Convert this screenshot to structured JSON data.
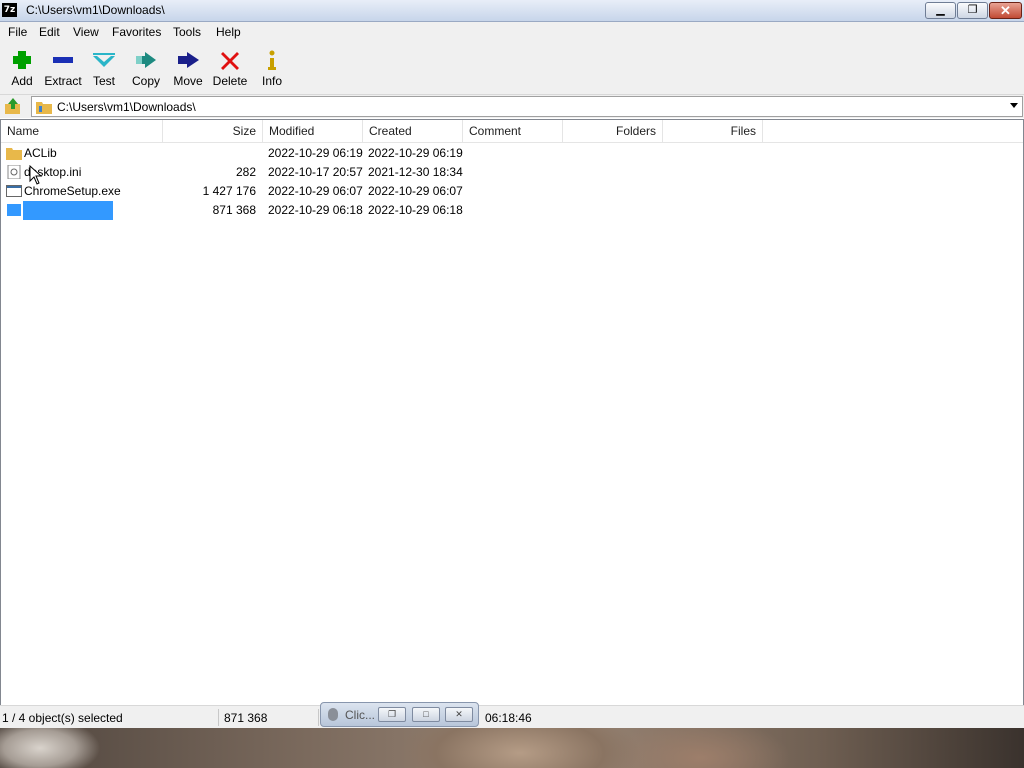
{
  "window": {
    "title": "C:\\Users\\vm1\\Downloads\\",
    "app_icon_text": "7z",
    "controls": {
      "minimize": "minimize",
      "maximize": "maximize",
      "close": "close"
    }
  },
  "menu": [
    "File",
    "Edit",
    "View",
    "Favorites",
    "Tools",
    "Help"
  ],
  "toolbar": [
    {
      "label": "Add",
      "icon": "plus-icon",
      "color": "#00a000"
    },
    {
      "label": "Extract",
      "icon": "minus-icon",
      "color": "#1a2fb5"
    },
    {
      "label": "Test",
      "icon": "checkmark-icon",
      "color": "#2ab5c8"
    },
    {
      "label": "Copy",
      "icon": "copy-arrow-icon",
      "color": "#1d8a80"
    },
    {
      "label": "Move",
      "icon": "move-arrow-icon",
      "color": "#1a1f8a"
    },
    {
      "label": "Delete",
      "icon": "x-icon",
      "color": "#e01010"
    },
    {
      "label": "Info",
      "icon": "info-icon",
      "color": "#c8a000"
    }
  ],
  "address": {
    "path": "C:\\Users\\vm1\\Downloads\\"
  },
  "columns": [
    "Name",
    "Size",
    "Modified",
    "Created",
    "Comment",
    "Folders",
    "Files"
  ],
  "files": [
    {
      "name": "ACLib",
      "size": "",
      "modified": "2022-10-29 06:19",
      "created": "2022-10-29 06:19",
      "icon": "folder-icon"
    },
    {
      "name": "desktop.ini",
      "size": "282",
      "modified": "2022-10-17 20:57",
      "created": "2021-12-30 18:34",
      "icon": "ini-file-icon"
    },
    {
      "name": "ChromeSetup.exe",
      "size": "1 427 176",
      "modified": "2022-10-29 06:07",
      "created": "2022-10-29 06:07",
      "icon": "exe-file-icon"
    },
    {
      "name": "",
      "size": "871 368",
      "modified": "2022-10-29 06:18",
      "created": "2022-10-29 06:18",
      "icon": "exe-file-icon",
      "selected": true
    }
  ],
  "status": {
    "selection": "1 / 4 object(s) selected",
    "size": "871 368",
    "time": "06:18:46"
  },
  "mini_window": {
    "title": "Clic..."
  },
  "colors": {
    "selection": "#3399ff",
    "folder": "#e8b84a"
  }
}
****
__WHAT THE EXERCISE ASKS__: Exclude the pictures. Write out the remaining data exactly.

__EXERCISE RESULT__:
Convert this screenshot to structured JSON data.
{
  "window": {
    "title": "C:\\Users\\vm1\\Downloads\\",
    "app_icon_text": "7z",
    "controls": {
      "minimize": "minimize",
      "maximize": "maximize",
      "close": "close"
    }
  },
  "menu": [
    "File",
    "Edit",
    "View",
    "Favorites",
    "Tools",
    "Help"
  ],
  "toolbar": [
    {
      "label": "Add",
      "icon": "plus-icon",
      "color": "#00a000"
    },
    {
      "label": "Extract",
      "icon": "minus-icon",
      "color": "#1a2fb5"
    },
    {
      "label": "Test",
      "icon": "checkmark-icon",
      "color": "#2ab5c8"
    },
    {
      "label": "Copy",
      "icon": "copy-arrow-icon",
      "color": "#1d8a80"
    },
    {
      "label": "Move",
      "icon": "move-arrow-icon",
      "color": "#1a1f8a"
    },
    {
      "label": "Delete",
      "icon": "x-icon",
      "color": "#e01010"
    },
    {
      "label": "Info",
      "icon": "info-icon",
      "color": "#c8a000"
    }
  ],
  "address": {
    "path": "C:\\Users\\vm1\\Downloads\\"
  },
  "columns": [
    "Name",
    "Size",
    "Modified",
    "Created",
    "Comment",
    "Folders",
    "Files"
  ],
  "files": [
    {
      "name": "ACLib",
      "size": "",
      "modified": "2022-10-29 06:19",
      "created": "2022-10-29 06:19",
      "icon": "folder-icon"
    },
    {
      "name": "desktop.ini",
      "size": "282",
      "modified": "2022-10-17 20:57",
      "created": "2021-12-30 18:34",
      "icon": "ini-file-icon"
    },
    {
      "name": "ChromeSetup.exe",
      "size": "1 427 176",
      "modified": "2022-10-29 06:07",
      "created": "2022-10-29 06:07",
      "icon": "exe-file-icon"
    },
    {
      "name": "",
      "size": "871 368",
      "modified": "2022-10-29 06:18",
      "created": "2022-10-29 06:18",
      "icon": "exe-file-icon",
      "selected": true
    }
  ],
  "status": {
    "selection": "1 / 4 object(s) selected",
    "size": "871 368",
    "time": "06:18:46"
  },
  "mini_window": {
    "title": "Clic..."
  },
  "colors": {
    "selection": "#3399ff",
    "folder": "#e8b84a"
  }
}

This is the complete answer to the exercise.